▶ **Problem to solve**:
Output the entries that follow character for character. Leave every image out.

------

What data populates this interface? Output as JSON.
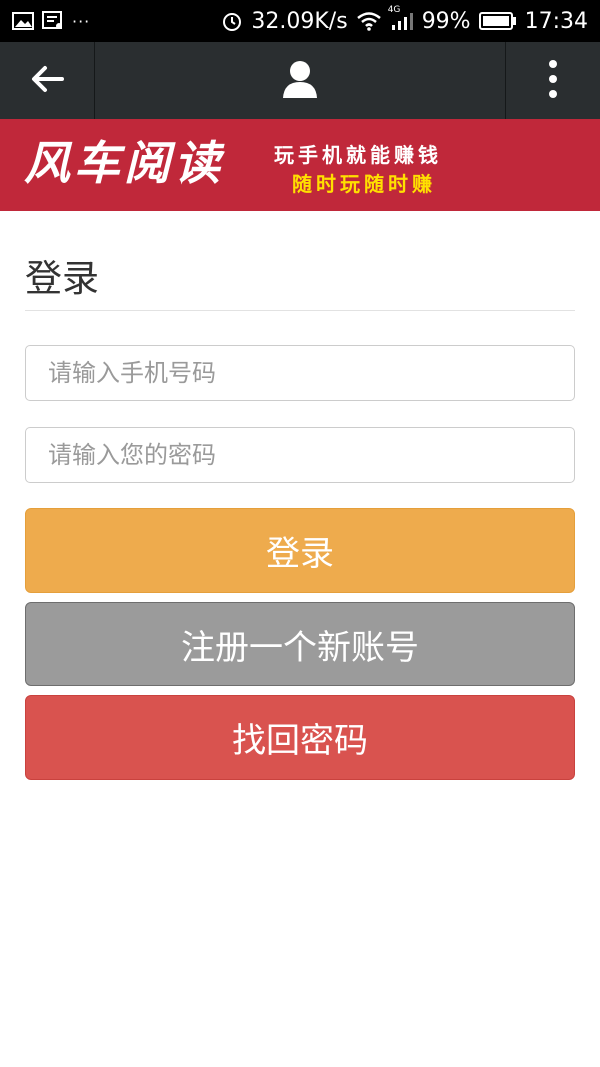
{
  "status_bar": {
    "dots": "···",
    "net_speed": "32.09K/s",
    "network": "4G",
    "battery": "99%",
    "time": "17:34",
    "icons": [
      "image-icon",
      "message-icon",
      "alarm-icon",
      "wifi-icon",
      "signal-icon",
      "battery-icon"
    ]
  },
  "top_bar": {
    "icons": [
      "back-arrow-icon",
      "user-icon",
      "more-vertical-icon"
    ]
  },
  "banner": {
    "logo": "风车阅读",
    "slogan_line1": "玩手机就能赚钱",
    "slogan_line2": "随时玩随时赚"
  },
  "login": {
    "title": "登录",
    "phone_placeholder": "请输入手机号码",
    "password_placeholder": "请输入您的密码",
    "login_button": "登录",
    "register_button": "注册一个新账号",
    "forgot_button": "找回密码"
  },
  "colors": {
    "banner_bg": "#c0283a",
    "top_bar_bg": "#2a2e30",
    "login_btn": "#eeab4d",
    "register_btn": "#9b9b9b",
    "forgot_btn": "#d9534f",
    "slogan_highlight": "#ffe000"
  }
}
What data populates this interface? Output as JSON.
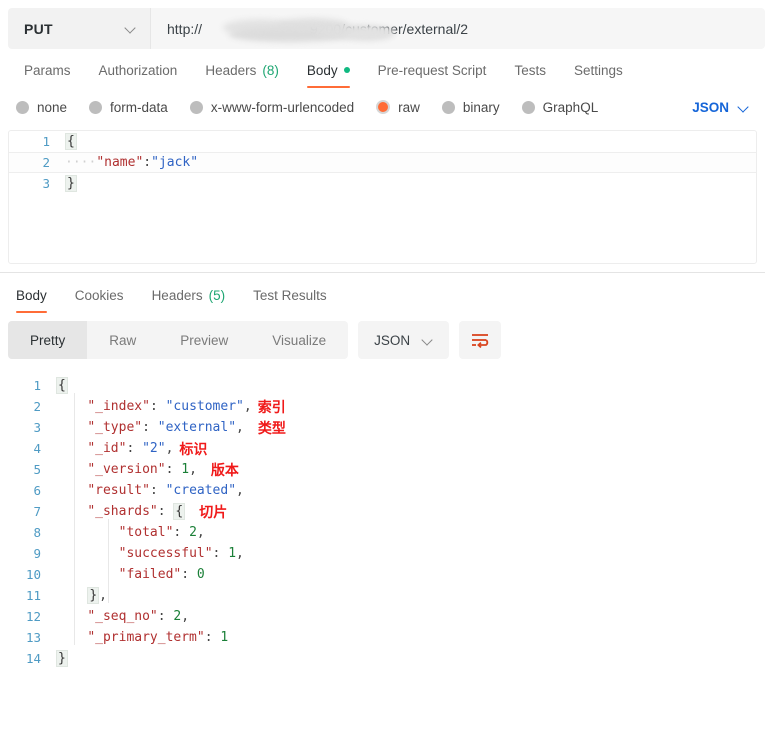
{
  "request": {
    "method": "PUT",
    "method_icon": "chevron-down-icon",
    "url_prefix": "http://",
    "url_suffix": "9200/customer/external/2",
    "url_redacted_note": "blurred-host-ip",
    "tabs": [
      {
        "label": "Params",
        "active": false
      },
      {
        "label": "Authorization",
        "active": false
      },
      {
        "label": "Headers",
        "count": "(8)",
        "active": false
      },
      {
        "label": "Body",
        "active": true,
        "dot": true
      },
      {
        "label": "Pre-request Script",
        "active": false
      },
      {
        "label": "Tests",
        "active": false
      },
      {
        "label": "Settings",
        "active": false
      }
    ],
    "body_types": [
      {
        "label": "none",
        "checked": false
      },
      {
        "label": "form-data",
        "checked": false
      },
      {
        "label": "x-www-form-urlencoded",
        "checked": false
      },
      {
        "label": "raw",
        "checked": true
      },
      {
        "label": "binary",
        "checked": false
      },
      {
        "label": "GraphQL",
        "checked": false
      }
    ],
    "raw_format": "JSON",
    "raw_format_icon": "chevron-down-icon",
    "body_lines": [
      {
        "no": "1",
        "indent": "",
        "key": "",
        "value": "",
        "brace": "{",
        "active": false
      },
      {
        "no": "2",
        "indent": "····",
        "key": "\"name\"",
        "colon": ":",
        "value": "\"jack\"",
        "active": true
      },
      {
        "no": "3",
        "indent": "",
        "key": "",
        "value": "",
        "brace": "}",
        "active": false
      }
    ]
  },
  "response": {
    "tabs": [
      {
        "label": "Body",
        "active": true
      },
      {
        "label": "Cookies",
        "active": false
      },
      {
        "label": "Headers",
        "count": "(5)",
        "active": false
      },
      {
        "label": "Test Results",
        "active": false
      }
    ],
    "view_modes": [
      {
        "label": "Pretty",
        "active": true
      },
      {
        "label": "Raw",
        "active": false
      },
      {
        "label": "Preview",
        "active": false
      },
      {
        "label": "Visualize",
        "active": false
      }
    ],
    "format": "JSON",
    "format_icon": "chevron-down-icon",
    "wrap_button_icon": "word-wrap-icon",
    "body_lines": [
      {
        "no": "1",
        "indent": 0,
        "brace": "{"
      },
      {
        "no": "2",
        "indent": 1,
        "key": "\"_index\"",
        "colon": ": ",
        "str": "\"customer\"",
        "tail": ",",
        "anno": "索引"
      },
      {
        "no": "3",
        "indent": 1,
        "key": "\"_type\"",
        "colon": ": ",
        "str": "\"external\"",
        "tail": ",",
        "anno": "类型",
        "anno_gap": 14
      },
      {
        "no": "4",
        "indent": 1,
        "key": "\"_id\"",
        "colon": ": ",
        "str": "\"2\"",
        "tail": ",",
        "anno": "标识"
      },
      {
        "no": "5",
        "indent": 1,
        "key": "\"_version\"",
        "colon": ": ",
        "num": "1",
        "tail": ",",
        "anno": "版本",
        "anno_gap": 14
      },
      {
        "no": "6",
        "indent": 1,
        "key": "\"result\"",
        "colon": ": ",
        "str": "\"created\"",
        "tail": ","
      },
      {
        "no": "7",
        "indent": 1,
        "key": "\"_shards\"",
        "colon": ": ",
        "brace": "{",
        "anno": "切片",
        "anno_gap": 14
      },
      {
        "no": "8",
        "indent": 2,
        "key": "\"total\"",
        "colon": ": ",
        "num": "2",
        "tail": ","
      },
      {
        "no": "9",
        "indent": 2,
        "key": "\"successful\"",
        "colon": ": ",
        "num": "1",
        "tail": ","
      },
      {
        "no": "10",
        "indent": 2,
        "key": "\"failed\"",
        "colon": ": ",
        "num": "0"
      },
      {
        "no": "11",
        "indent": 1,
        "brace": "}",
        "tail": ","
      },
      {
        "no": "12",
        "indent": 1,
        "key": "\"_seq_no\"",
        "colon": ": ",
        "num": "2",
        "tail": ","
      },
      {
        "no": "13",
        "indent": 1,
        "key": "\"_primary_term\"",
        "colon": ": ",
        "num": "1"
      },
      {
        "no": "14",
        "indent": 0,
        "brace": "}"
      }
    ]
  },
  "colors": {
    "accent_orange": "#ff6c37",
    "link_blue": "#1565d8",
    "count_green": "#1ea672",
    "json_key_red": "#b03030",
    "json_string_blue": "#2f63c4",
    "json_number_green": "#1a7f37",
    "annotation_red": "#f01a1a"
  }
}
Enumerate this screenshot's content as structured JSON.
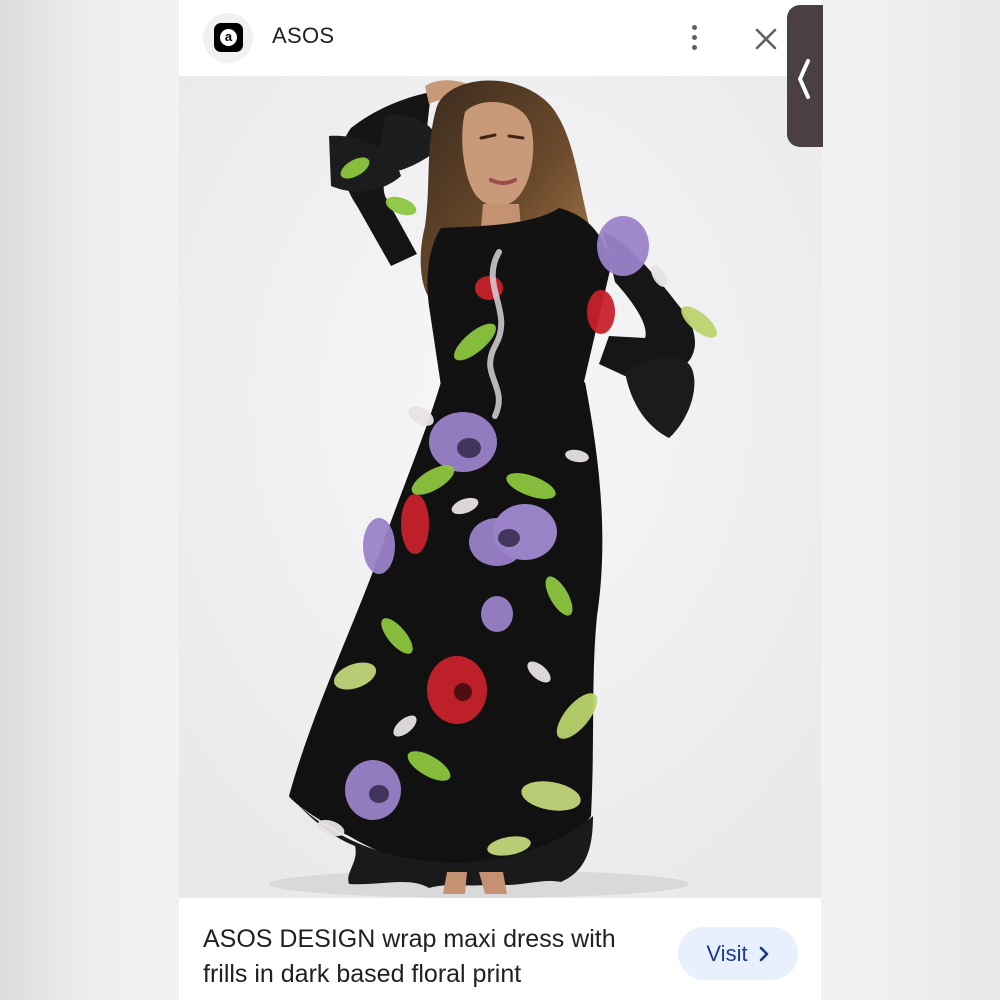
{
  "header": {
    "site_name": "ASOS",
    "site_icon": "asos-logo-icon",
    "site_icon_glyph": "a",
    "more_icon": "more-vert-icon",
    "close_icon": "close-icon"
  },
  "product": {
    "image_alt": "Woman wearing a black floral wrap maxi dress",
    "title": "ASOS DESIGN wrap maxi dress with frills in dark based floral print",
    "visit_label": "Visit",
    "visit_icon": "chevron-right-icon"
  },
  "edge_panel": {
    "icon": "chevron-left-icon"
  },
  "colors": {
    "visit_bg": "#e8f0fe",
    "visit_text": "#1a3c8a",
    "dress_black": "#111111",
    "flower_purple": "#9b82c9",
    "flower_red": "#c8222b",
    "leaf_green": "#8cc63f",
    "edge_tab": "#4a3f42"
  }
}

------

▶ **Exercise result**:
What data populates this interface? Output as JSON.
{
  "status_bar": {
    "dots": "···",
    "net_speed": "32.09K/s",
    "network": "4G",
    "battery": "99%",
    "time": "17:34",
    "icons": [
      "image-icon",
      "message-icon",
      "alarm-icon",
      "wifi-icon",
      "signal-icon",
      "battery-icon"
    ]
  },
  "top_bar": {
    "icons": [
      "back-arrow-icon",
      "user-icon",
      "more-vertical-icon"
    ]
  },
  "banner": {
    "logo": "风车阅读",
    "slogan_line1": "玩手机就能赚钱",
    "slogan_line2": "随时玩随时赚"
  },
  "login": {
    "title": "登录",
    "phone_placeholder": "请输入手机号码",
    "password_placeholder": "请输入您的密码",
    "login_button": "登录",
    "register_button": "注册一个新账号",
    "forgot_button": "找回密码"
  },
  "colors": {
    "banner_bg": "#c0283a",
    "top_bar_bg": "#2a2e30",
    "login_btn": "#eeab4d",
    "register_btn": "#9b9b9b",
    "forgot_btn": "#d9534f",
    "slogan_highlight": "#ffe000"
  }
}
What data populates this interface? Output as JSON.
{
  "request": {
    "method": "PUT",
    "method_icon": "chevron-down-icon",
    "url_prefix": "http://",
    "url_suffix": "9200/customer/external/2",
    "url_redacted_note": "blurred-host-ip",
    "tabs": [
      {
        "label": "Params",
        "active": false
      },
      {
        "label": "Authorization",
        "active": false
      },
      {
        "label": "Headers",
        "count": "(8)",
        "active": false
      },
      {
        "label": "Body",
        "active": true,
        "dot": true
      },
      {
        "label": "Pre-request Script",
        "active": false
      },
      {
        "label": "Tests",
        "active": false
      },
      {
        "label": "Settings",
        "active": false
      }
    ],
    "body_types": [
      {
        "label": "none",
        "checked": false
      },
      {
        "label": "form-data",
        "checked": false
      },
      {
        "label": "x-www-form-urlencoded",
        "checked": false
      },
      {
        "label": "raw",
        "checked": true
      },
      {
        "label": "binary",
        "checked": false
      },
      {
        "label": "GraphQL",
        "checked": false
      }
    ],
    "raw_format": "JSON",
    "raw_format_icon": "chevron-down-icon",
    "body_lines": [
      {
        "no": "1",
        "indent": "",
        "key": "",
        "value": "",
        "brace": "{",
        "active": false
      },
      {
        "no": "2",
        "indent": "····",
        "key": "\"name\"",
        "colon": ":",
        "value": "\"jack\"",
        "active": true
      },
      {
        "no": "3",
        "indent": "",
        "key": "",
        "value": "",
        "brace": "}",
        "active": false
      }
    ]
  },
  "response": {
    "tabs": [
      {
        "label": "Body",
        "active": true
      },
      {
        "label": "Cookies",
        "active": false
      },
      {
        "label": "Headers",
        "count": "(5)",
        "active": false
      },
      {
        "label": "Test Results",
        "active": false
      }
    ],
    "view_modes": [
      {
        "label": "Pretty",
        "active": true
      },
      {
        "label": "Raw",
        "active": false
      },
      {
        "label": "Preview",
        "active": false
      },
      {
        "label": "Visualize",
        "active": false
      }
    ],
    "format": "JSON",
    "format_icon": "chevron-down-icon",
    "wrap_button_icon": "word-wrap-icon",
    "body_lines": [
      {
        "no": "1",
        "indent": 0,
        "brace": "{"
      },
      {
        "no": "2",
        "indent": 1,
        "key": "\"_index\"",
        "colon": ": ",
        "str": "\"customer\"",
        "tail": ",",
        "anno": "索引"
      },
      {
        "no": "3",
        "indent": 1,
        "key": "\"_type\"",
        "colon": ": ",
        "str": "\"external\"",
        "tail": ",",
        "anno": "类型",
        "anno_gap": 14
      },
      {
        "no": "4",
        "indent": 1,
        "key": "\"_id\"",
        "colon": ": ",
        "str": "\"2\"",
        "tail": ",",
        "anno": "标识"
      },
      {
        "no": "5",
        "indent": 1,
        "key": "\"_version\"",
        "colon": ": ",
        "num": "1",
        "tail": ",",
        "anno": "版本",
        "anno_gap": 14
      },
      {
        "no": "6",
        "indent": 1,
        "key": "\"result\"",
        "colon": ": ",
        "str": "\"created\"",
        "tail": ","
      },
      {
        "no": "7",
        "indent": 1,
        "key": "\"_shards\"",
        "colon": ": ",
        "brace": "{",
        "anno": "切片",
        "anno_gap": 14
      },
      {
        "no": "8",
        "indent": 2,
        "key": "\"total\"",
        "colon": ": ",
        "num": "2",
        "tail": ","
      },
      {
        "no": "9",
        "indent": 2,
        "key": "\"successful\"",
        "colon": ": ",
        "num": "1",
        "tail": ","
      },
      {
        "no": "10",
        "indent": 2,
        "key": "\"failed\"",
        "colon": ": ",
        "num": "0"
      },
      {
        "no": "11",
        "indent": 1,
        "brace": "}",
        "tail": ","
      },
      {
        "no": "12",
        "indent": 1,
        "key": "\"_seq_no\"",
        "colon": ": ",
        "num": "2",
        "tail": ","
      },
      {
        "no": "13",
        "indent": 1,
        "key": "\"_primary_term\"",
        "colon": ": ",
        "num": "1"
      },
      {
        "no": "14",
        "indent": 0,
        "brace": "}"
      }
    ]
  },
  "colors": {
    "accent_orange": "#ff6c37",
    "link_blue": "#1565d8",
    "count_green": "#1ea672",
    "json_key_red": "#b03030",
    "json_string_blue": "#2f63c4",
    "json_number_green": "#1a7f37",
    "annotation_red": "#f01a1a"
  }
}
Enumerate this screenshot's content as structured JSON.
{
  "header": {
    "site_name": "ASOS",
    "site_icon": "asos-logo-icon",
    "site_icon_glyph": "a",
    "more_icon": "more-vert-icon",
    "close_icon": "close-icon"
  },
  "product": {
    "image_alt": "Woman wearing a black floral wrap maxi dress",
    "title": "ASOS DESIGN wrap maxi dress with frills in dark based floral print",
    "visit_label": "Visit",
    "visit_icon": "chevron-right-icon"
  },
  "edge_panel": {
    "icon": "chevron-left-icon"
  },
  "colors": {
    "visit_bg": "#e8f0fe",
    "visit_text": "#1a3c8a",
    "dress_black": "#111111",
    "flower_purple": "#9b82c9",
    "flower_red": "#c8222b",
    "leaf_green": "#8cc63f",
    "edge_tab": "#4a3f42"
  }
}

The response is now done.